### TASK STATEMENT
When you respond, restate each record exactly as it is given.

Excerpts from an interface dataset
++++++++++++++++++++

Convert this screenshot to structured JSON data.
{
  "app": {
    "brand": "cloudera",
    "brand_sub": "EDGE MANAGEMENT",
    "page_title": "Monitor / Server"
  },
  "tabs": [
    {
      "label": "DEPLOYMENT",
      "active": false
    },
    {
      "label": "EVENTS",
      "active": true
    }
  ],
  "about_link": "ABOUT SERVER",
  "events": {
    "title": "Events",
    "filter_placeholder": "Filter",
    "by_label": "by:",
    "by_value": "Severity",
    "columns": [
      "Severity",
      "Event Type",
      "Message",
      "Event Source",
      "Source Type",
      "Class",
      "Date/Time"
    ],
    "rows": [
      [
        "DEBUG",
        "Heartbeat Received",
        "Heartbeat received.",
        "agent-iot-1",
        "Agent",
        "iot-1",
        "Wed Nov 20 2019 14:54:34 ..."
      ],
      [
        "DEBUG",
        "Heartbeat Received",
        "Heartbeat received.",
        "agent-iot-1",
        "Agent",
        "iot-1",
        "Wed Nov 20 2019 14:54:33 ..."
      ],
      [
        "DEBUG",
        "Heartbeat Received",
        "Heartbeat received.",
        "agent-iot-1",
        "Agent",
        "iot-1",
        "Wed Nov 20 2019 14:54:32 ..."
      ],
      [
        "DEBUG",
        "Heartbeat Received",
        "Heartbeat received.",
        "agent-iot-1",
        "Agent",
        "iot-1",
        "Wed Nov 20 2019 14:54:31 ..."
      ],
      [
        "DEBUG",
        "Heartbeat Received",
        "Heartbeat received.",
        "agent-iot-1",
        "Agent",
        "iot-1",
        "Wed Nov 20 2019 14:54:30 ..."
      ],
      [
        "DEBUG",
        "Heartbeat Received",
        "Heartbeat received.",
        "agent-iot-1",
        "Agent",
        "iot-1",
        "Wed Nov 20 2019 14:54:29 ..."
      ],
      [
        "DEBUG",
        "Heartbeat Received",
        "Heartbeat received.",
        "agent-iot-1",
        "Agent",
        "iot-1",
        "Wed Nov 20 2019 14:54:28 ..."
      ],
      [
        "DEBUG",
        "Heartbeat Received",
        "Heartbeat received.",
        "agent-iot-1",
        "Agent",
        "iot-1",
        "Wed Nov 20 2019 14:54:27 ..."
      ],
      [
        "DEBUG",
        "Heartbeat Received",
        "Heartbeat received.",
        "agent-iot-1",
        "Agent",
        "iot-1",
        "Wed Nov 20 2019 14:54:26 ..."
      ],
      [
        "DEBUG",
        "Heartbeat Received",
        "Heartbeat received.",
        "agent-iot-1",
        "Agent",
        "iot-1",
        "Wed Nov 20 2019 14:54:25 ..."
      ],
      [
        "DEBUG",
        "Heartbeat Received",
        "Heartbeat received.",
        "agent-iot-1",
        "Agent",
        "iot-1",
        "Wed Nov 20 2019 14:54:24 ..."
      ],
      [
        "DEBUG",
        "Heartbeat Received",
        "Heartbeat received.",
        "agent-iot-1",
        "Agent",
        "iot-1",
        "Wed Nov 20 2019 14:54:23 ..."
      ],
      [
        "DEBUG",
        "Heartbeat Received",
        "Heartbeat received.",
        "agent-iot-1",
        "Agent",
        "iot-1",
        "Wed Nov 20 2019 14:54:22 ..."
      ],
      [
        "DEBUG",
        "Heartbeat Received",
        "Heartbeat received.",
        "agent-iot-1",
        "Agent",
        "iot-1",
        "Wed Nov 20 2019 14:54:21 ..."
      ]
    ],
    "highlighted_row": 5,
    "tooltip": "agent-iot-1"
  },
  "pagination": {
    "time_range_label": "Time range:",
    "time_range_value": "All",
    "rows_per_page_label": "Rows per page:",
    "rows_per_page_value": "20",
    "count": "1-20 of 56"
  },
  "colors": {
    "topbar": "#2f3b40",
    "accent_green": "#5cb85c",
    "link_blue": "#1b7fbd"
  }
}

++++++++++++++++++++

### RESPONSE TO THE TASK
Convert this screenshot to structured JSON data.
{
  "app": {
    "brand": "cloudera",
    "brand_sub": "EDGE MANAGEMENT",
    "page_title": "Monitor / Server"
  },
  "tabs": [
    {
      "label": "DEPLOYMENT",
      "active": false
    },
    {
      "label": "EVENTS",
      "active": true
    }
  ],
  "about_link": "ABOUT SERVER",
  "events": {
    "title": "Events",
    "filter_placeholder": "Filter",
    "by_label": "by:",
    "by_value": "Severity",
    "columns": [
      "Severity",
      "Event Type",
      "Message",
      "Event Source",
      "Source Type",
      "Class",
      "Date/Time"
    ],
    "rows": [
      [
        "DEBUG",
        "Heartbeat Received",
        "Heartbeat received.",
        "agent-iot-1",
        "Agent",
        "iot-1",
        "Wed Nov 20 2019 14:54:34 ..."
      ],
      [
        "DEBUG",
        "Heartbeat Received",
        "Heartbeat received.",
        "agent-iot-1",
        "Agent",
        "iot-1",
        "Wed Nov 20 2019 14:54:33 ..."
      ],
      [
        "DEBUG",
        "Heartbeat Received",
        "Heartbeat received.",
        "agent-iot-1",
        "Agent",
        "iot-1",
        "Wed Nov 20 2019 14:54:32 ..."
      ],
      [
        "DEBUG",
        "Heartbeat Received",
        "Heartbeat received.",
        "agent-iot-1",
        "Agent",
        "iot-1",
        "Wed Nov 20 2019 14:54:31 ..."
      ],
      [
        "DEBUG",
        "Heartbeat Received",
        "Heartbeat received.",
        "agent-iot-1",
        "Agent",
        "iot-1",
        "Wed Nov 20 2019 14:54:30 ..."
      ],
      [
        "DEBUG",
        "Heartbeat Received",
        "Heartbeat received.",
        "agent-iot-1",
        "Agent",
        "iot-1",
        "Wed Nov 20 2019 14:54:29 ..."
      ],
      [
        "DEBUG",
        "Heartbeat Received",
        "Heartbeat received.",
        "agent-iot-1",
        "Agent",
        "iot-1",
        "Wed Nov 20 2019 14:54:28 ..."
      ],
      [
        "DEBUG",
        "Heartbeat Received",
        "Heartbeat received.",
        "agent-iot-1",
        "Agent",
        "iot-1",
        "Wed Nov 20 2019 14:54:27 ..."
      ],
      [
        "DEBUG",
        "Heartbeat Received",
        "Heartbeat received.",
        "agent-iot-1",
        "Agent",
        "iot-1",
        "Wed Nov 20 2019 14:54:26 ..."
      ],
      [
        "DEBUG",
        "Heartbeat Received",
        "Heartbeat received.",
        "agent-iot-1",
        "Agent",
        "iot-1",
        "Wed Nov 20 2019 14:54:25 ..."
      ],
      [
        "DEBUG",
        "Heartbeat Received",
        "Heartbeat received.",
        "agent-iot-1",
        "Agent",
        "iot-1",
        "Wed Nov 20 2019 14:54:24 ..."
      ],
      [
        "DEBUG",
        "Heartbeat Received",
        "Heartbeat received.",
        "agent-iot-1",
        "Agent",
        "iot-1",
        "Wed Nov 20 2019 14:54:23 ..."
      ],
      [
        "DEBUG",
        "Heartbeat Received",
        "Heartbeat received.",
        "agent-iot-1",
        "Agent",
        "iot-1",
        "Wed Nov 20 2019 14:54:22 ..."
      ],
      [
        "DEBUG",
        "Heartbeat Received",
        "Heartbeat received.",
        "agent-iot-1",
        "Agent",
        "iot-1",
        "Wed Nov 20 2019 14:54:21 ..."
      ]
    ],
    "highlighted_row": 5,
    "tooltip": "agent-iot-1"
  },
  "pagination": {
    "time_range_label": "Time range:",
    "time_range_value": "All",
    "rows_per_page_label": "Rows per page:",
    "rows_per_page_value": "20",
    "count": "1-20 of 56"
  },
  "colors": {
    "topbar": "#2f3b40",
    "accent_green": "#5cb85c",
    "link_blue": "#1b7fbd"
  }
}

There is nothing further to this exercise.